A couple of weeks ago, I woke and put on shorts and a T-shirt—in February. Perks of living in central Texas. That night, a cold front moved through and the temperature stayed below 60 the next week. The bare trees in my yard sprout tiny buds, but they never seem to open as if waiting for warmer weather, which comes, but then disappears equally as fast. A few years ago, on Easter in central Texas, bluebonnets pushed their way up through fluffy white snow. Confused seasons?
Do you ever feel as confused as the seasons appear? Life sometimes throws junk toward us as constant changes leave us wondering what tomorrow will bring. Daniel Boone once said, “I’ve never been lost, but I was mighty turned around for three days once.” I sometimes feel that way—not quite lost, but definitely turned around.
Nevertheless, confusion isn’t what God wants for our lives. How can we overcome it? I’ll preface my view by saying most confusion comes from brain overload. Wow, did I need a degree to figure that one out? Obvious, yet often overlooked. Sometimes my best action simply requires a brain download—paper, pen, 10-15 minutes, and willingness to transfer every ounce of stuff in my head. The sheer act of dumping it all in black and white frees processing, like cleaning up your computer when memory runs low. Documenting all you need to do allows the brain freedom to consider each of those things written. Amazingly simple, but effective.
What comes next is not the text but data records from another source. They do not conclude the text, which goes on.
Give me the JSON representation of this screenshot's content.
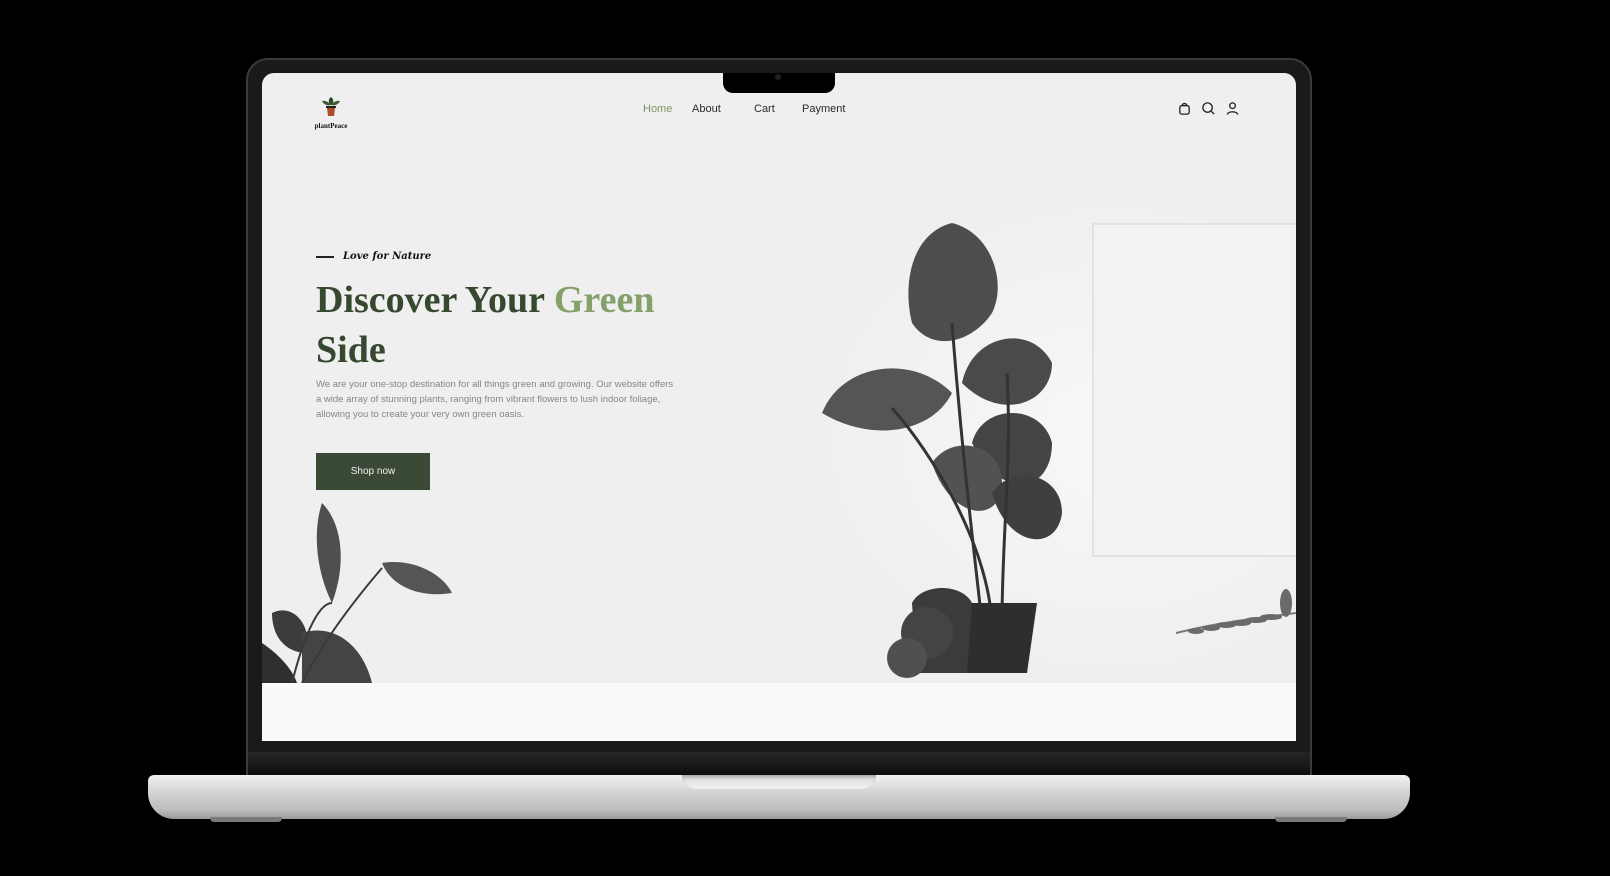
{
  "brand": {
    "name": "plantPeace"
  },
  "nav": {
    "items": [
      "Home",
      "About",
      "Cart",
      "Payment"
    ],
    "active": "Home"
  },
  "header_icons": [
    "bag-icon",
    "search-icon",
    "user-icon"
  ],
  "hero": {
    "tagline": "Love for Nature",
    "title_part1": "Discover Your ",
    "title_highlight": "Green",
    "title_part2": "Side",
    "description": "We are your one-stop destination for all things green and growing. Our website offers a wide array of stunning plants, ranging from vibrant flowers to lush indoor foliage, allowing you to create your very own green oasis.",
    "cta_label": "Shop now"
  },
  "colors": {
    "accent_green": "#85a06a",
    "dark_green": "#364830",
    "button": "#3b4a36",
    "nav_active": "#7a9763"
  }
}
Maybe it isn’t just overload, but scenarios in life contributing to disorientation. Step back from the situation turning you in circles. In the middle of circumstances, we aren’t very objective. Taking a step back sometimes brings a new perspective. The past few weeks, a very full plate sent unfocused, thoughts twirling around my mind. With a looming due date on an article, I didn’t know where to start. Nothing seemed to work well as I noodled ideas for the assignment. In spite of needing to write, I took a day off, had lunch with a friend, got a massage and then did a little work before meeting another friend for coffee. Before I got home that evening, my head cleared some. With confusion pushed away, the article flowed. I knew exactly how I wanted to start and proceed through the paragraphs to reach the required word count and craft an interesting story. The break helped me decrease some stress and lessen the lost feelings.
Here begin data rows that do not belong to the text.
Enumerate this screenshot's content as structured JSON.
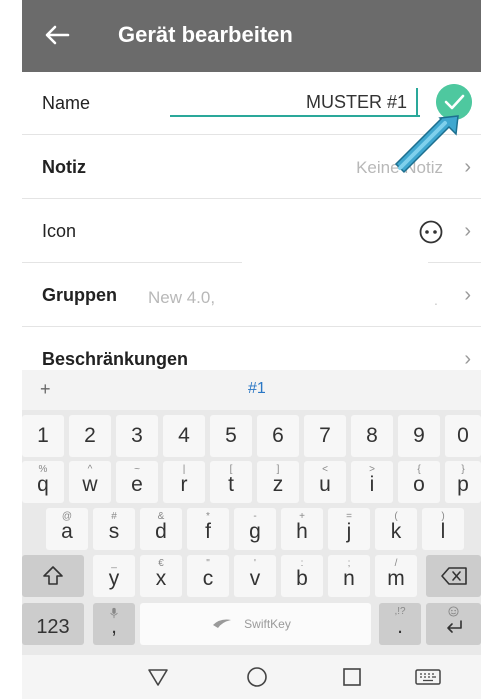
{
  "header": {
    "title": "Gerät bearbeiten"
  },
  "fields": {
    "name": {
      "label": "Name",
      "value": "MUSTER #1"
    },
    "note": {
      "label": "Notiz",
      "value": "Keine Notiz"
    },
    "icon": {
      "label": "Icon"
    },
    "groups": {
      "label": "Gruppen",
      "value": "New 4.0,"
    },
    "restrictions": {
      "label": "Beschränkungen"
    }
  },
  "colors": {
    "appbar": "#6b6b6b",
    "accent": "#2aa89a",
    "confirm": "#4ec89f",
    "arrow": "#2e8fb5"
  },
  "keyboard": {
    "suggest_plus": "+",
    "suggestion": "#1",
    "rows": {
      "numbers": [
        "1",
        "2",
        "3",
        "4",
        "5",
        "6",
        "7",
        "8",
        "9",
        "0"
      ],
      "row1": [
        {
          "main": "q",
          "alt": "%"
        },
        {
          "main": "w",
          "alt": "^"
        },
        {
          "main": "e",
          "alt": "~"
        },
        {
          "main": "r",
          "alt": "|"
        },
        {
          "main": "t",
          "alt": "["
        },
        {
          "main": "z",
          "alt": "]"
        },
        {
          "main": "u",
          "alt": "<"
        },
        {
          "main": "i",
          "alt": ">"
        },
        {
          "main": "o",
          "alt": "{"
        },
        {
          "main": "p",
          "alt": "}"
        }
      ],
      "row2": [
        {
          "main": "a",
          "alt": "@"
        },
        {
          "main": "s",
          "alt": "#"
        },
        {
          "main": "d",
          "alt": "&"
        },
        {
          "main": "f",
          "alt": "*"
        },
        {
          "main": "g",
          "alt": "-"
        },
        {
          "main": "h",
          "alt": "+"
        },
        {
          "main": "j",
          "alt": "="
        },
        {
          "main": "k",
          "alt": "("
        },
        {
          "main": "l",
          "alt": ")"
        }
      ],
      "row3": [
        {
          "main": "y",
          "alt": "_"
        },
        {
          "main": "x",
          "alt": "€"
        },
        {
          "main": "c",
          "alt": "\""
        },
        {
          "main": "v",
          "alt": "'"
        },
        {
          "main": "b",
          "alt": ":"
        },
        {
          "main": "n",
          "alt": ";"
        },
        {
          "main": "m",
          "alt": "/"
        }
      ]
    },
    "mode_label": "123",
    "comma": ",",
    "period": ".",
    "period_alt": ",!?",
    "space_brand": "SwiftKey"
  }
}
If stepping back doesn’t work, seek wise counsel. Recently I received an offer. Somewhat confused over which direction to take, I prayed, thought about it, prayed some more, and still wasn’t sure. So I did what any self-respecting writer would do; I asked the man who helped me learn most of what I know about writing. I trusted him to provide perspective—and he did. Although he isn’t officially my writing coach, he fills that role in my life. I respect his opinion and know he’ll shoot straight with me, which always helps end confusion. I’ve done the same thing with other trusted friends, who always give me a clear view of truth.
Asking one question or dealing with one thing at a time usually gets me back on the path out of the woods instead of running in circles. With so many different tasks mounting high on my proverbial plate, I retrieved two more plates to offload some things. Then I found myself searching for a platter to accommodate the feast of responsibilities at both work and home. Ever felt that way? Confusion quickly followed, along with frustration. I didn’t know what to do first or next. Sitting down and looking at each task, asking which to do first (literally asking the Lord) my perspective began clearing.
Finally, let go. As you look at all the things muddying your mind, delegate what you can. It’s okay to need help. I love Andy Hunt’s blog, How Not to Eat an Elephant. Why am I doing half the things on my list? And if I really have to eat that elephant, as Andy says, I’m “going to need a lot of friends. Or a lot of Tupperware.”
Time for some synergy?